November 16, 2013
Working together to increase health literacy improves health care for everyone
People with low health literacy are challenged to read, understand, and effectively act on basic medical instructions and information. Patients with low health literacy are less likely to comply with treatment or seek preventive care, and they are more likely to be hospitalized. The National Patient Safety Council states that no other single issue has a greater impact on health status.
Legacy Health, together with community partners, is hosting the third Oregon and SW Washington Health Literacy Conference on Friday, March 7, 2014 in Portland. You're invited to join national and local experts sharing research and evidence-based practices to help increase health literacy and improve quality, safety and outcomes for all.
Nearly nine out of ten adults have trouble applying everyday health information. It is a leading contributor to health disparities.
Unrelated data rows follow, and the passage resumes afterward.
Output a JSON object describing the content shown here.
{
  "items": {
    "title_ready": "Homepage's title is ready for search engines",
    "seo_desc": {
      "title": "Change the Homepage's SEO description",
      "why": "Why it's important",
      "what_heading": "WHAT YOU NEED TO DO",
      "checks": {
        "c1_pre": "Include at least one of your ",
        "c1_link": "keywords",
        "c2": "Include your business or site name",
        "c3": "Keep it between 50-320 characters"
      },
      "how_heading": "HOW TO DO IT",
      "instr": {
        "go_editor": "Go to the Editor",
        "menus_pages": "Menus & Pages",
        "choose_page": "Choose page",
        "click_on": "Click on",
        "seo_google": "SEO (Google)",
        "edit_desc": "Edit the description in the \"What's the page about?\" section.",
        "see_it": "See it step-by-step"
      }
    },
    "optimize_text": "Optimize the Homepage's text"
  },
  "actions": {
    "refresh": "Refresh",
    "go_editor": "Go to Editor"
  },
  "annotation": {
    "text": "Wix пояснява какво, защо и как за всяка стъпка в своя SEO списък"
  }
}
Those over age 65 and communities of color are most at risk for low health literacy and its negative impacts to health.
Improved communication with all patients, particularly those with low health literacy, will be a critical component in health care delivery within the CCO and ACO environments. A significant proportion of the newly insured within health transformation will be low health literate. Implementing practices that ensure that patients understand and can act on health information in order to adhere to medical regimens is critical.
Communication strategies have been developed to improve patient-provider communication. Research shows that adopting specific health literacy strategies with all patients, especially those most at risk, results in increase quality and safety for patients.
For conference details or to register starting November 18th, visit: www.legacyhealth.org/healthliteracyconference. Continuing medical education credit is available.